Entries taken from a collection:

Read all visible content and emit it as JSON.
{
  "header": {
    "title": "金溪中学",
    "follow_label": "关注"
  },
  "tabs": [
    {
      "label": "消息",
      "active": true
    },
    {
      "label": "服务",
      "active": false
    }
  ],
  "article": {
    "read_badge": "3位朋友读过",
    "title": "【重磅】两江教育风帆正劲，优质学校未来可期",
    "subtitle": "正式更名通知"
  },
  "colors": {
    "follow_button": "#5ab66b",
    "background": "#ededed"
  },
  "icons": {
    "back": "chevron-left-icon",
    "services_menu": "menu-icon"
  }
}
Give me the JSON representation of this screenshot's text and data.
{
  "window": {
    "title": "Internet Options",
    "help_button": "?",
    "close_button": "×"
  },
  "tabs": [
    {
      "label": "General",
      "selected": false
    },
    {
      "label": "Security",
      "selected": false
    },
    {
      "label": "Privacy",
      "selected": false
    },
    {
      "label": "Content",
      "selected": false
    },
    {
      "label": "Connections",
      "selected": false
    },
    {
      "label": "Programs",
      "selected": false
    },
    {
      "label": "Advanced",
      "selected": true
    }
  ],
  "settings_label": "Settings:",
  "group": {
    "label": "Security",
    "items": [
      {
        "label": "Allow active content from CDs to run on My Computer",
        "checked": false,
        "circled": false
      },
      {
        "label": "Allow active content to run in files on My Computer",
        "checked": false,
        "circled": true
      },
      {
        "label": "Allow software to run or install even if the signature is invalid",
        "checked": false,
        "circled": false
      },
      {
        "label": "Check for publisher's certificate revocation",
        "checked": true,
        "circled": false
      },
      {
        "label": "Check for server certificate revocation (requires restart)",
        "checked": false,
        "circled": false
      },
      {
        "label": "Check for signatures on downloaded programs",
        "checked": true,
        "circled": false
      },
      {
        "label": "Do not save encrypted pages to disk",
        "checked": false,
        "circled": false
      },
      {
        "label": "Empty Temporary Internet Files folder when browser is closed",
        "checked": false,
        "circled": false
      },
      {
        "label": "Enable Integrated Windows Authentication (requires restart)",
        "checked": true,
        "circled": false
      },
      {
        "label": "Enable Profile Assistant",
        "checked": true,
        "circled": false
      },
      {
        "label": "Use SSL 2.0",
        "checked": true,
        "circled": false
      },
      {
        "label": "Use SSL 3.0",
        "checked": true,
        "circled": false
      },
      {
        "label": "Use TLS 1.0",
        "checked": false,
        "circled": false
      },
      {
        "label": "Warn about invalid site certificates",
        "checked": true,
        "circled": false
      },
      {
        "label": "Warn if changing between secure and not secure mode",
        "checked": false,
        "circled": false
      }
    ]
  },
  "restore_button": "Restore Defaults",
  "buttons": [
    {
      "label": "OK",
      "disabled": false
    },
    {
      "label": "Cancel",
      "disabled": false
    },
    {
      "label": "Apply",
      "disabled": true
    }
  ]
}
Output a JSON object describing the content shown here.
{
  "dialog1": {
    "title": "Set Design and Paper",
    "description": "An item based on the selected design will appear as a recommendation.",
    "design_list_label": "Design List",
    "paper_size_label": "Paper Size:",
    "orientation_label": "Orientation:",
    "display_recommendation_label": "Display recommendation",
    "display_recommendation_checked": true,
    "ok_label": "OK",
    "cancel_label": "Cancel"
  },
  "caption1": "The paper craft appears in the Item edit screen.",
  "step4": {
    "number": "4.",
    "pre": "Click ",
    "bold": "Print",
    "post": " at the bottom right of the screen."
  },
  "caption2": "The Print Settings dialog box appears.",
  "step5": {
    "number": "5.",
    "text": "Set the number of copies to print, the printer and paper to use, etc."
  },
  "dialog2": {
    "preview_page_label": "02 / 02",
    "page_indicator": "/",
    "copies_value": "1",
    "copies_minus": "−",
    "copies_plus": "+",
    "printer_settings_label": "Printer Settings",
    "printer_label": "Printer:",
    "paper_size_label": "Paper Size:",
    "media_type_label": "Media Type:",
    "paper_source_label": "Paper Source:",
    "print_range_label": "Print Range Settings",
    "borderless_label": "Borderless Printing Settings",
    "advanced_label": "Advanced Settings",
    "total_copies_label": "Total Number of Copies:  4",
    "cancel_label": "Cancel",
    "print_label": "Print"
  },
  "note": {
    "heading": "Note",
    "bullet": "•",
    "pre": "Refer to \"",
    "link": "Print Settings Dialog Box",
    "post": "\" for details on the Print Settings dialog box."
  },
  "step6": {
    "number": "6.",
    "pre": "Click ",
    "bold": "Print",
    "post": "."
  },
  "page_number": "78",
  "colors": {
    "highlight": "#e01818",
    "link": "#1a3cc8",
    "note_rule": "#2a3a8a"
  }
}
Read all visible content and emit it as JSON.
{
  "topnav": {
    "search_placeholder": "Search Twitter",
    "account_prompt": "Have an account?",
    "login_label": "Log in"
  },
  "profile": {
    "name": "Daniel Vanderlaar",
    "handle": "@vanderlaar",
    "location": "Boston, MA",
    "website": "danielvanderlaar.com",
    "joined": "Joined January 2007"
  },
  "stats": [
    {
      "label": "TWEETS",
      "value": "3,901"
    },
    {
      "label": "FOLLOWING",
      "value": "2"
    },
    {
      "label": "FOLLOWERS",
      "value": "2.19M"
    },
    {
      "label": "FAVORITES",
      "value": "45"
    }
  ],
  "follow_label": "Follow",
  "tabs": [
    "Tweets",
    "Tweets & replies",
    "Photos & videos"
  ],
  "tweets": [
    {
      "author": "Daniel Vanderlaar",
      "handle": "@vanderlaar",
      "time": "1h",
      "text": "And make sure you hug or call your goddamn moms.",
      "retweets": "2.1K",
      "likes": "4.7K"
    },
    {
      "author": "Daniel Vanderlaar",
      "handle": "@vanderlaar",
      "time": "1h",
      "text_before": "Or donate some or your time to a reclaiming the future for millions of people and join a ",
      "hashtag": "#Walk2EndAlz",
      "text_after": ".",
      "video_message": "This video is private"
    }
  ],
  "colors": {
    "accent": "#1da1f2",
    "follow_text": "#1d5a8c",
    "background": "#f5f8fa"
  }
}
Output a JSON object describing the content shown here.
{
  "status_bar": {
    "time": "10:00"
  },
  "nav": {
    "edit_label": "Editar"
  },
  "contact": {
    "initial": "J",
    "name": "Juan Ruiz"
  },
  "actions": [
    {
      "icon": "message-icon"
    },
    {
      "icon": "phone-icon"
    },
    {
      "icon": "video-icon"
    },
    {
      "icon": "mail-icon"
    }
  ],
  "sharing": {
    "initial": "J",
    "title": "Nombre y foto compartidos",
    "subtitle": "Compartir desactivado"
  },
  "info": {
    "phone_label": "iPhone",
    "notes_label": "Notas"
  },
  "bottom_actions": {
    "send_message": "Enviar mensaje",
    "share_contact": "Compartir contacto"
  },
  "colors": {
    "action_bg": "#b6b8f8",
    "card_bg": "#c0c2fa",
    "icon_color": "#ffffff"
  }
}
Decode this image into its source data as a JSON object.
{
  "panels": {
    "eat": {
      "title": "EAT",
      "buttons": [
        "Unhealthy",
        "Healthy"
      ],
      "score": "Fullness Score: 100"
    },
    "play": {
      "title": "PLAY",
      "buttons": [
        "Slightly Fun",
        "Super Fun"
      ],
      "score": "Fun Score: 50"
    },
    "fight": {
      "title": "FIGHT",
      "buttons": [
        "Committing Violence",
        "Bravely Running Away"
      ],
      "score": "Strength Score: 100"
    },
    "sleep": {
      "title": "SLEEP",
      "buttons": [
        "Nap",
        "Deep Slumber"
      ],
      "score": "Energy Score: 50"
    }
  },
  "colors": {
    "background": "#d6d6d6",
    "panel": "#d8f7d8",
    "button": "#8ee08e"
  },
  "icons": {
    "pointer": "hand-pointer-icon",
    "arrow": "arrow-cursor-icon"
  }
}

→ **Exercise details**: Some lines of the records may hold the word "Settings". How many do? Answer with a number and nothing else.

→ **Output of the exercise**: 8